Revenues mainly from signature bonuses, no oil found yet.

São Tome and Príncipe (STP) received roughly US $60 million in oil exploration revenue between 2003 and 2013, mainly from signature bonuses. The island nation with a population of less than 200,000 has for the past decade prepared itself for oil production. So far, there has been none. 

São Tomé and Príncipe’s first EITI report is accompanied with a report covering the Joint Development Zone for producing oil with Nigeria. The reports cover years 2003-2013.

From a maritime dispute to joint development

The establishment of the Joint Development Zone (JDZ) between Nigeria and São Tomé and Príncipe in 2001 settled a dispute between the two countries, which both claimed rights to the potentially oil-rich area. The zone is managed by the Joint Development Authority (JDA).

The JDZ report includes all payments made by companies to the JDA, transfers by JDA to the governments of Nigeria and São Tomé, the legal and fiscal framework governing the JDZ, companies operating in the zone, and other information that enables the citizens of the two countries to better understand the arrangement and its current status.

The vast majority of São Tomé's oil revenues dervied from payments that were made in 2004 and 2005 by companies exploring in the JDZ the country shares with Nigeria. Only US $9 million derived from São Tomé’s own Exclusive Economic Zone (EEZ), where three companies have been searching for oil since 2011.

São Tomé and Príncipe’s sources of oil revenue 2003-2013, US$

In addition to the revenue figures, the reports contain information about how the sector is governed.

Showing how revenue is used

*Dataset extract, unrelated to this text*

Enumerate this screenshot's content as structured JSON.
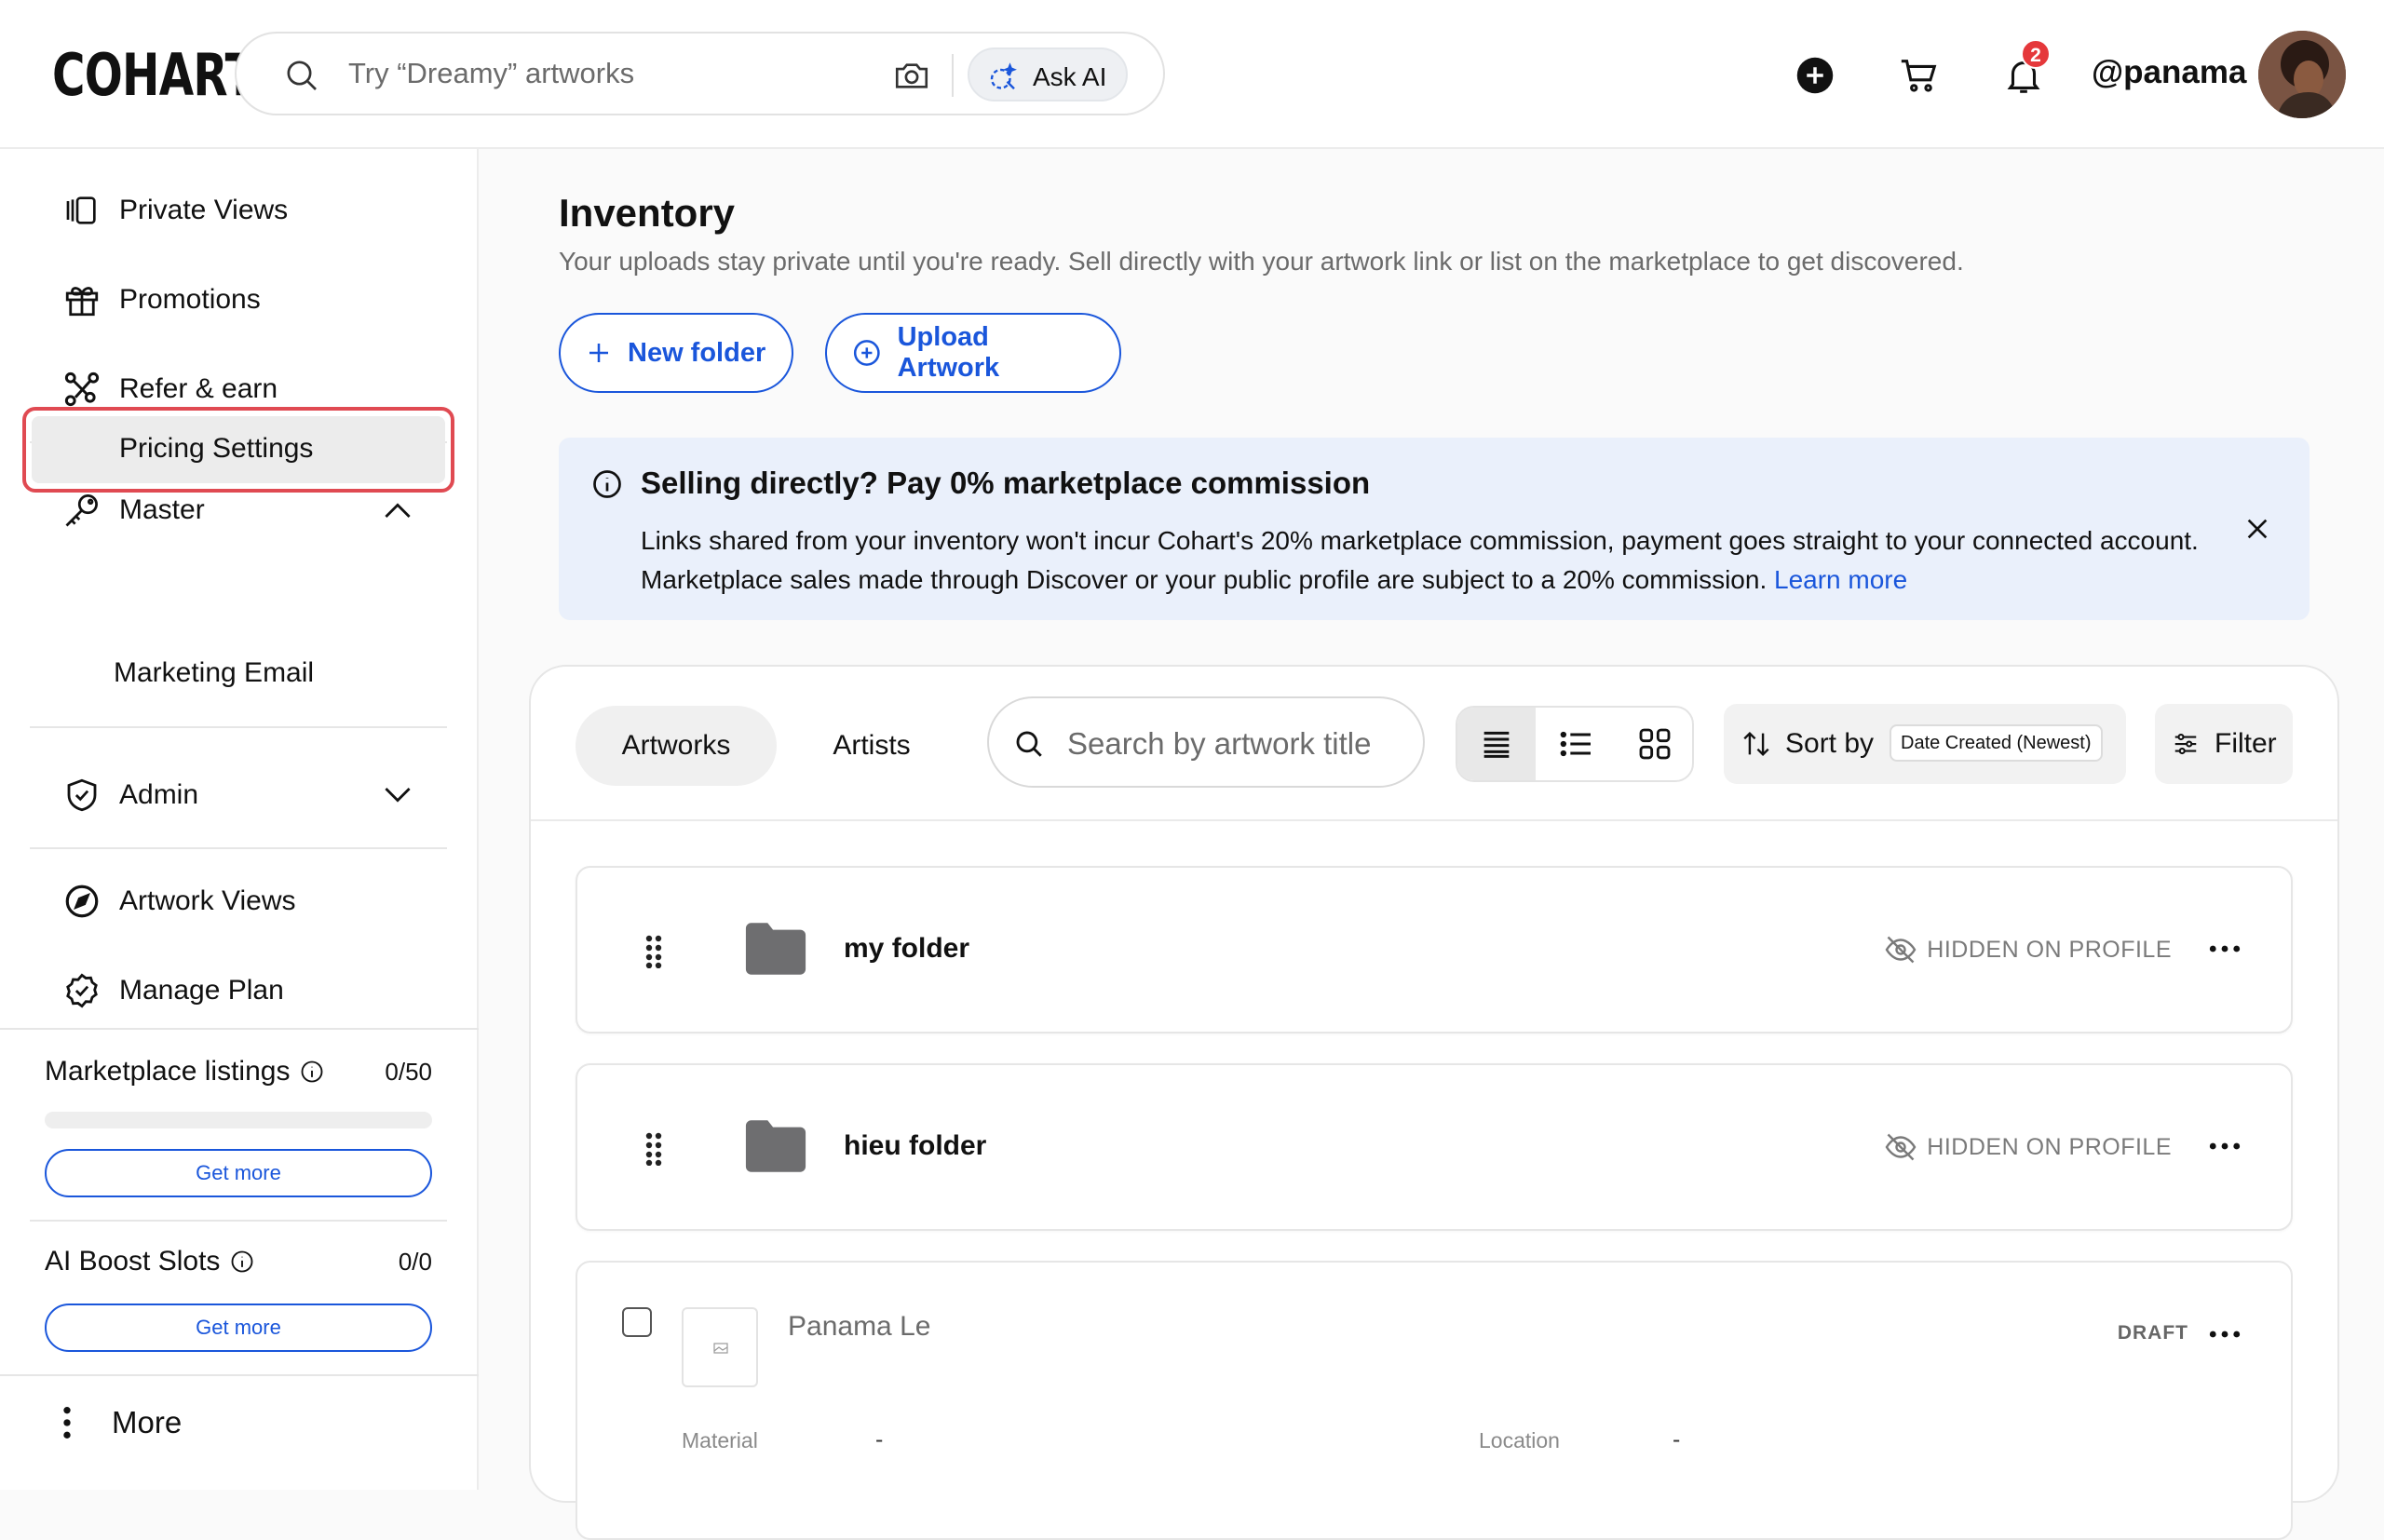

The Joint Development Authority is financed by the governments of Nigeria and São Tomé and Príncipe. The total budget between 2004 and 2013 was US $117 million, of which STP's share was roughly US $47 million (40%). The budget is spent on the administration of the zone. However, since 2008 Nigeria has paid São Tome´s part of the JDA’s budget. This means that between 2008 and 2013, São Tomé has accumulated a US $21 million debt to Nigeria.  

STP's US $60 million revenue from signature bonuses was deposited into the national oil account, from which a maximum of 20% of the balance can annually be transferred to the state budget. At the end of 2013, there was roughly US $10 million left in the account.

Social projects under scrutiny

Signature bonuses are not the oil industry’s only contribution to São Tomé and Príncipe. Contracts oblige oil companies to undertake social projects.  Companies exploring in the Joint Development Zone have completed projects worth US $3.6 million in São Tomé and Príncipe. This includes, for example, the construction of a hospital on the island of Príncipe and providing food for the canteen of Patrice Lumumba school.

Based on consultations with local civil society the report recommends that the management and monitoring of these projects is improved, as well as communication between the JDA and civil society. These recommendations, along with others, aim to ensure the transparent governance of this nascent oil sector.